At Si-M, scientists from various disciplines will work at the intersection of engineering and medicine to simulate the functions of human cells and tissues with new technologies of 3D cultivation, multi-organ chips or 3D bioprinting. The focus is on the joint development of human models and modern analysis technologies with a focus on oncological, immunological and regenerative issues. The coupled simulation of several human tissues opens up completely new research approaches, especially in the field of new cancer therapies and infections, which have a high clinical relevance. The infrastructure of the facility allows characterization of the models at the highest level down to the molecular level, for example in protein and nucleic acid analysis.
The research program makes an important contribution to the avoidance or reduction of animal experiments.
Organ(oid)s and Tissues
At Si-M, the primary focus is high-resolution spatiotemporal analysis of various organ tissues using 3D cultures, biopsies, and stem cell-based organoids in static and fluidic systems. Central high-end microscopic units will be provided to meet diverse scientific requirements, from fast live cell/tissue microscopy to spectral deep tissue imaging with 2-photon systems and high-content approaches.

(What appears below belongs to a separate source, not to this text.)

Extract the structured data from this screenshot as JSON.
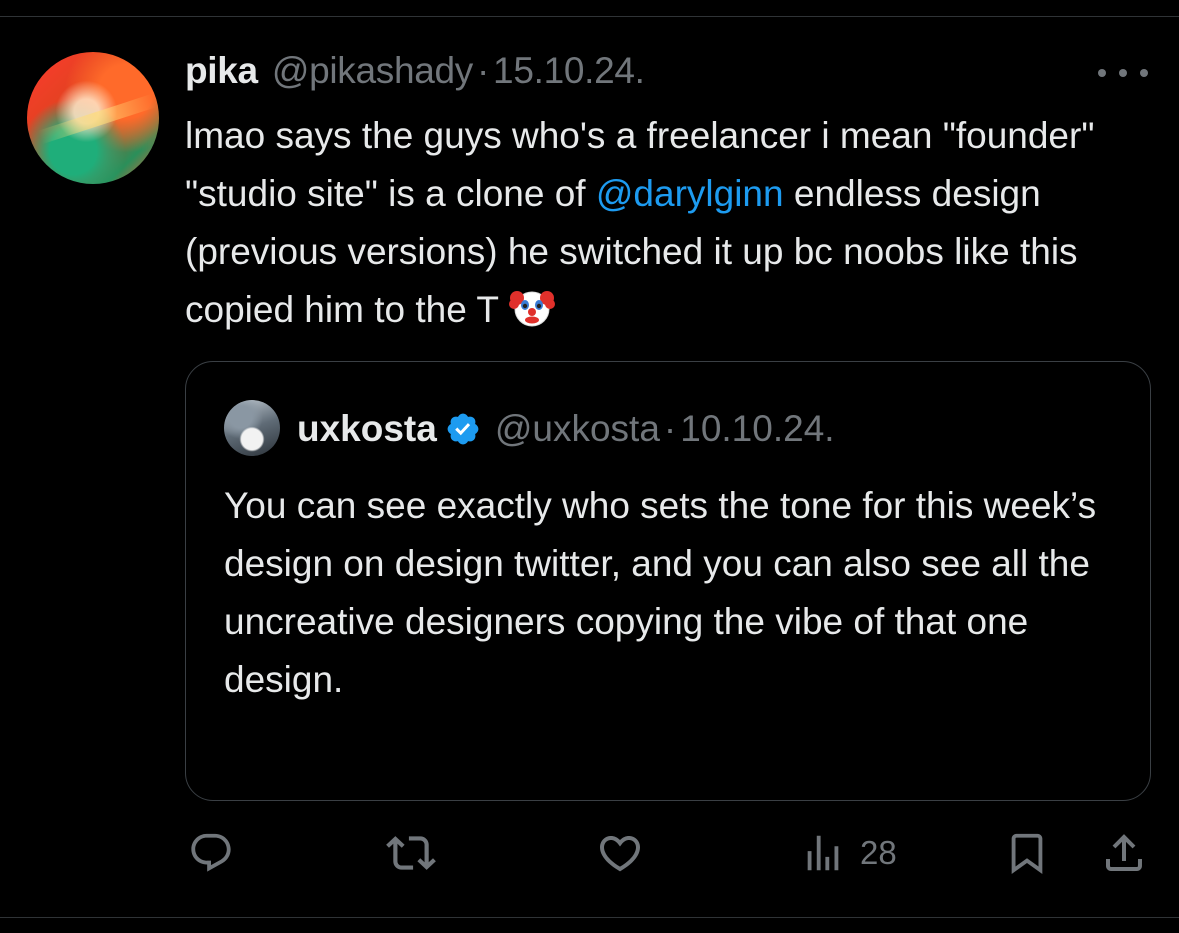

The Organoid and Organ-on-a-Chip Facility at Si-M offers established organ models and adaptable microfluidic platforms, emphasizing vascularization of organoids for optimal coupling and immune-competent model development. They also create disease models, implement personalization, introduce system perturbations, and perform genetic modifications using CRISPR. Expertise in organoid biology, fluid dynamics, material science, and manufacturing processes is essential. The facility integrates sensors, actuators, and automation processes. It also supports the development of novel 3D models and organoid cultures, genetic modifications, and their use with various 3D bioprinting technologies.
Cellular Hallmarks and Interactions
At Si-M, we focus on advancing cytometric techniques to characterize human models and cells, leveraging engineering and clinical expertise. Currently, there are limited methods for analyzing cellular properties in microfluidic systems and organoid models. We're enhancing cytometric techniques to integrate with high-throughput technologies. This integration involves microfluidic systems, organoid cultures, laboratory automation, and high-throughput mass spectrometry, all conducted on-site.
Our approach includes using human model systems, antigen-specific cytometry, and multidimensional single-cell analyses in large patient cohorts, extracting detailed information about both the quantity and quality of specific immune responses, even from small blood samples. We've also developed innovative automated protocols for processing and analyzing human blood samples with diverse immune signatures in longitudinal participant studies.
Si-M employs subcellular analysis technologies to characterize cellular states, generating omics data for AI-driven in silico models to improve their validity for mechanistic and predictive purposes. This includes advancements in quantitative proteome analysis, statistics, and machine learning. Innovations in in situ crosslinking enable the study of protein interactions and conformations.
The Mass Spectrometry at Si-M primarily analyzes protein structures, interactions, and quantitative/qualitative protein data.
Si-M conducts extensive genome and transcriptome analyses for understanding human cell function and regulation. The facility complements existing genomic equipment and collaborates with core facilities for sequencing. It specializes in high-performance sample preparation, particularly for single-cell sequencing, and combines this with microscopy, mass spectrometry, and microfluidic culture systems.
Utilizing preclinical models, 3D cultures, and patient cohorts, Si-M collaborates with clinical partners and data scientists to develop bioinformatic algorithms for efficient analysis of complex datasets.
Science communication and Outreach
The central communication hub of Si-M is the Theatron, a circular auditorium at the heart of the building. The purpose of Theatron is to facilitate open discourse, fostering internal dialogue and engaging with stakeholders in Berlin's academic landscape, including politics, administration, industry, media, and more. Our Theatron serves as the public face of Si-M, providing a prominent venue for exchange and collaboration.
In addition, Si-M features the XR-Lab, an interdisciplinary experimental space, focused on the evaluation, testing, and presentation of medical and biomedical imaging techniques. Advanced digital visualization tools expand the scope of surgical practices and play a pivotal role in biomedical research, diagnostics, and prevention. The XR-Lab specializes in 4D Imaging and Extended Reality (XR) technologies, which provide real-time spatial information beyond conventional 3D visualizations. This technology is instrumental in visualizing complex pathologies for surgical planning and understanding spatial relationships in biomedical research.
The Si-M further offers showrooms and exhibition spaces.